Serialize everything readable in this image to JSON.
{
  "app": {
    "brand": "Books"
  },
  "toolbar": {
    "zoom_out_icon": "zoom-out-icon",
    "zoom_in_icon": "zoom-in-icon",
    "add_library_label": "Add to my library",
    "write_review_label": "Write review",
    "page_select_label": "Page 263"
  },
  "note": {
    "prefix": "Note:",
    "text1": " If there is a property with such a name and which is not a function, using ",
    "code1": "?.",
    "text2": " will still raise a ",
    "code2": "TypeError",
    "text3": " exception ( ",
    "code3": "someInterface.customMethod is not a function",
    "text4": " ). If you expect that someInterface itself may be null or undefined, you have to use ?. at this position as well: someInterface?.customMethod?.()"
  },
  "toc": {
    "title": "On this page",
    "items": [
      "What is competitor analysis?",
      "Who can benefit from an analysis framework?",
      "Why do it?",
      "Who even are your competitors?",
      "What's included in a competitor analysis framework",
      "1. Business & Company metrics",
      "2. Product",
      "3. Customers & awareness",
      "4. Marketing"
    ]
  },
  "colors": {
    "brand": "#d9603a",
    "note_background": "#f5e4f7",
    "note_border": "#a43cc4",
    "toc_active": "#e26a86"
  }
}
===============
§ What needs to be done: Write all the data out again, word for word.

§ Task output:
Serialize everything readable in this image to JSON.
{
  "app": {
    "brand": "Books"
  },
  "toolbar": {
    "zoom_out_icon": "zoom-out-icon",
    "zoom_in_icon": "zoom-in-icon",
    "add_library_label": "Add to my library",
    "write_review_label": "Write review",
    "page_select_label": "Page 263"
  },
  "note": {
    "prefix": "Note:",
    "text1": " If there is a property with such a name and which is not a function, using ",
    "code1": "?.",
    "text2": " will still raise a ",
    "code2": "TypeError",
    "text3": " exception ( ",
    "code3": "someInterface.customMethod is not a function",
    "text4": " ). If you expect that someInterface itself may be null or undefined, you have to use ?. at this position as well: someInterface?.customMethod?.()"
  },
  "toc": {
    "title": "On this page",
    "items": [
      "What is competitor analysis?",
      "Who can benefit from an analysis framework?",
      "Why do it?",
      "Who even are your competitors?",
      "What's included in a competitor analysis framework",
      "1. Business & Company metrics",
      "2. Product",
      "3. Customers & awareness",
      "4. Marketing"
    ]
  },
  "colors": {
    "brand": "#d9603a",
    "note_background": "#f5e4f7",
    "note_border": "#a43cc4",
    "toc_active": "#e26a86"
  }
}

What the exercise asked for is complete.